A CBS Television spokesman declined comment about whether the network was aware of, or approved of, the fireworks show being digitally altered.
So, it is OK to shoot landmarks separately and then add them to a live fireworks display. I don’t think so. There is a difference between a fictional show like “Boston Legal” and a live broadcast. It would be like the Red Sox adding footage of David Ortiz hitting one out of the park during batting practice and calling it part of the game. Or the Celtics adding footage of Ray Allen hitting a three pointer. Live entertainment is just that: live. You don’t know exactly what is going to happen and that is part of the reason we watch things live.
And what do we do about the tourists who come next year to see the fireworks behind the State House and find out they can’t see them?
Eric Deggans, a Florida-based media critic and regular panelist on CNN’s media critique show “Reliable Sources,’’ said the altered video presents a potential credibility problem for CBS.
“It is an ethical issue, and to say it’s not because the show was aired through CBS Entertainment is to imply that the entertainment side of CBS has no ethics,’’ Deggans said. “I think – especially in today’s media environment – the most important commandment for media is to not mislead the viewer. . . . If you’re a viewer who doesn’t know Boston, you’re getting a picture of the layout of the city that doesn’t exist.’’
Asked about Mugar’s argument that the show was entertainment so the usual rules did not apply, Clodfelter, the commenter from Brighton, said if that’s the case “why not superimpose Neil Armstrong on the moon?’’

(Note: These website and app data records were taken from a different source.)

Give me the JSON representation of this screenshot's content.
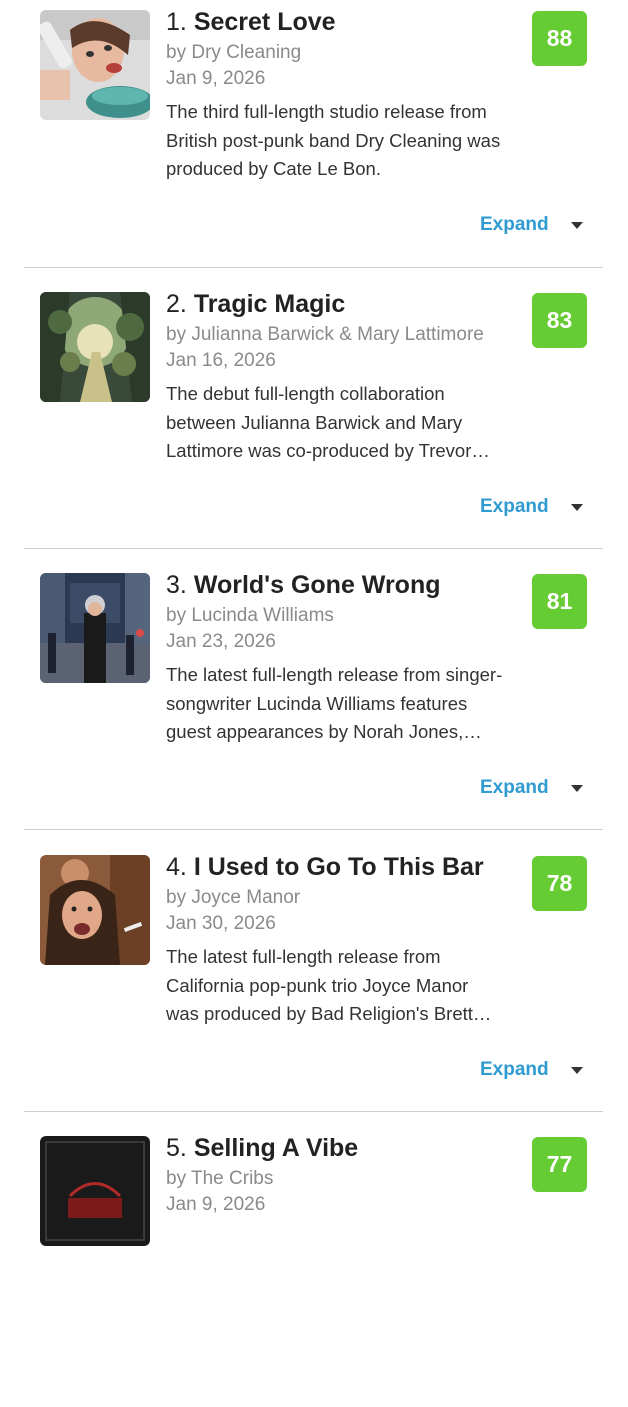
{
  "expand_label": "Expand",
  "albums": [
    {
      "rank": "1.",
      "title": "Secret Love",
      "artist": "by Dry Cleaning",
      "date": "Jan 9, 2026",
      "description_lines": [
        "The third full-length studio release from",
        "British post-punk band Dry Cleaning was",
        "produced by Cate Le Bon."
      ],
      "score": "88"
    },
    {
      "rank": "2.",
      "title": "Tragic Magic",
      "artist": "by Julianna Barwick & Mary Lattimore",
      "date": "Jan 16, 2026",
      "description_lines": [
        "The debut full-length collaboration",
        "between Julianna Barwick and Mary",
        "Lattimore was co-produced by Trevor…"
      ],
      "score": "83"
    },
    {
      "rank": "3.",
      "title": "World's Gone Wrong",
      "artist": "by Lucinda Williams",
      "date": "Jan 23, 2026",
      "description_lines": [
        "The latest full-length release from singer-",
        "songwriter Lucinda Williams features",
        "guest appearances by Norah Jones,…"
      ],
      "score": "81"
    },
    {
      "rank": "4.",
      "title": "I Used to Go To This Bar",
      "artist": "by Joyce Manor",
      "date": "Jan 30, 2026",
      "description_lines": [
        "The latest full-length release from",
        "California pop-punk trio Joyce Manor",
        "was produced by Bad Religion's Brett…"
      ],
      "score": "78"
    },
    {
      "rank": "5.",
      "title": "Selling A Vibe",
      "artist": "by The Cribs",
      "date": "Jan 9, 2026",
      "description_lines": [],
      "score": "77"
    }
  ],
  "colors": {
    "score_green": "#66cc33",
    "expand_blue": "#2f9bd1"
  }
}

Exactly. No wonder there are people who believe that the moon landings are staged in Arizona. Mugar has done a wonderful organizing and sponsoring the fireworks for many years, but he is absolutely wrong about this.